Molecules in tarantula venom could be used as an alternative to opioid pain killers for people seeking chronic pain relief.
University of Queensland researchers have designed a novel tarantula venom mini-protein that can potentially relieve severe pain without addiction.
Dr. Christina Schroeder from UQ’s Institute for Molecular Bioscience said the current opioid crisis around the world meant urgent alternatives to morphine and morphine-like drugs, such as fentanyl and oxycodone, were desperately needed.
“Although opioids are effective in producing pain relief, they come with unwanted side-effects like nausea, constipation and the risk of addiction, placing a huge burden on society,” Dr. Schroeder said.
“Our study found that a mini-protein in tarantula venom from the Chinese bird spider, known as Huwentoxin-IV, binds to pain receptors in the body.
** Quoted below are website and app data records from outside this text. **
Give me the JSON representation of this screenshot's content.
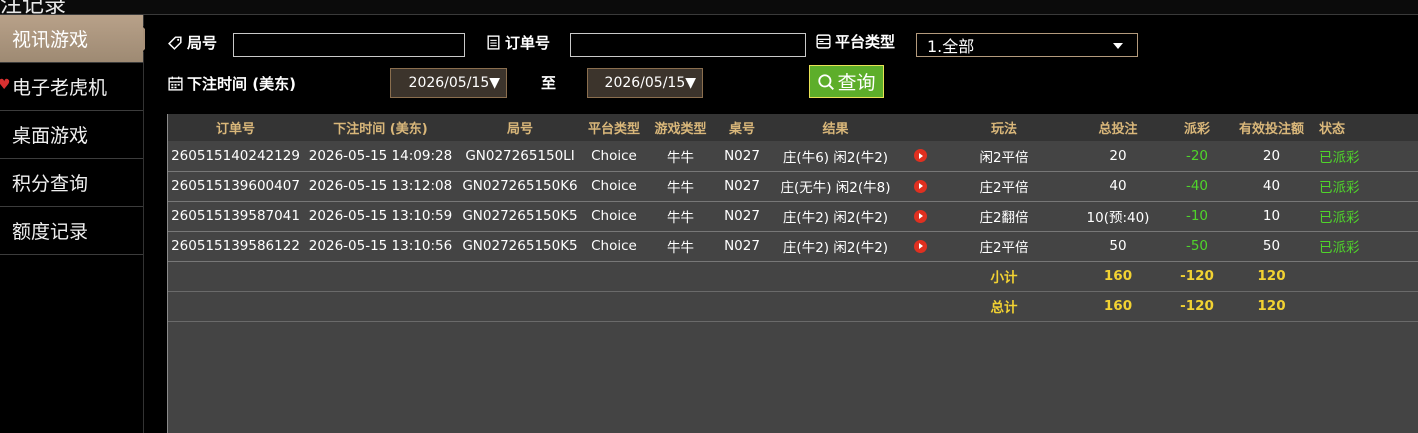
{
  "header": {
    "title": "注记录"
  },
  "sidebar": {
    "items": [
      {
        "label": "视讯游戏",
        "active": true
      },
      {
        "label": "电子老虎机"
      },
      {
        "label": "桌面游戏"
      },
      {
        "label": "积分查询"
      },
      {
        "label": "额度记录"
      }
    ]
  },
  "filters": {
    "round_label": "局号",
    "round_value": "",
    "order_label": "订单号",
    "order_value": "",
    "platform_label": "平台类型",
    "platform_selected": "1.全部",
    "time_label": "下注时间 (美东)",
    "date_from": "2026/05/15▼",
    "to_label": "至",
    "date_to": "2026/05/15▼",
    "search_label": "查询"
  },
  "table": {
    "columns": [
      "订单号",
      "下注时间 (美东)",
      "局号",
      "平台类型",
      "游戏类型",
      "桌号",
      "结果",
      "",
      "玩法",
      "总投注",
      "派彩",
      "有效投注额",
      "状态"
    ],
    "rows": [
      {
        "order": "260515140242129",
        "time": "2026-05-15 14:09:28",
        "round": "GN027265150LI",
        "platform": "Choice",
        "game": "牛牛",
        "table": "N027",
        "result": "庄(牛6) 闲2(牛2)",
        "play": "闲2平倍",
        "bet": "20",
        "payout": "-20",
        "valid": "20",
        "status": "已派彩"
      },
      {
        "order": "260515139600407",
        "time": "2026-05-15 13:12:08",
        "round": "GN027265150K6",
        "platform": "Choice",
        "game": "牛牛",
        "table": "N027",
        "result": "庄(无牛) 闲2(牛8)",
        "play": "庄2平倍",
        "bet": "40",
        "payout": "-40",
        "valid": "40",
        "status": "已派彩"
      },
      {
        "order": "260515139587041",
        "time": "2026-05-15 13:10:59",
        "round": "GN027265150K5",
        "platform": "Choice",
        "game": "牛牛",
        "table": "N027",
        "result": "庄(牛2) 闲2(牛2)",
        "play": "庄2翻倍",
        "bet": "10(预:40)",
        "payout": "-10",
        "valid": "10",
        "status": "已派彩"
      },
      {
        "order": "260515139586122",
        "time": "2026-05-15 13:10:56",
        "round": "GN027265150K5",
        "platform": "Choice",
        "game": "牛牛",
        "table": "N027",
        "result": "庄(牛2) 闲2(牛2)",
        "play": "庄2平倍",
        "bet": "50",
        "payout": "-50",
        "valid": "50",
        "status": "已派彩"
      }
    ],
    "subtotal": {
      "label": "小计",
      "bet": "160",
      "payout": "-120",
      "valid": "120"
    },
    "total": {
      "label": "总计",
      "bet": "160",
      "payout": "-120",
      "valid": "120"
    }
  },
  "colors": {
    "accent_gold": "#d9b77a",
    "payout_green": "#4fd42a",
    "sum_yellow": "#f2d232",
    "search_green": "#5dae2a",
    "play_red": "#e03020"
  }
}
“By using a three-pronged approach in our drug design that incorporates the mini-protein, its receptor and the surrounding membrane from the spider venom, we’ve altered this mini-protein resulting in greater potency and specificity for specific pain receptors.
“This ensures that just the right amount of the mini-protein attaches itself to the receptor and the cell membrane surrounding the pain receptors.”
Dr. Schroeder said the mini-protein had been tested in mouse models and shown to work effectively.
“Our findings could potentially lead to an alternative method of treating pain without the side-effects and reduce many individuals’ reliance on opioids for pain relief,” she said.
Reference: “Manipulation of a spider peptide toxin alters its affinity for lipid bilayers and potency and selectivity for voltage-gated sodium channel subtype 1.7” by Akello J. Agwa, Poanna Tran, Alexander Mueller, Hue N. T. Tran, Jennifer R. Deuis, Mathilde R. Israel, Kirsten L. McMahon, David J. Craik, Irina Vetter and Christina I. Schroeder, 5 March 2020, The Journal of Biological Chemistry.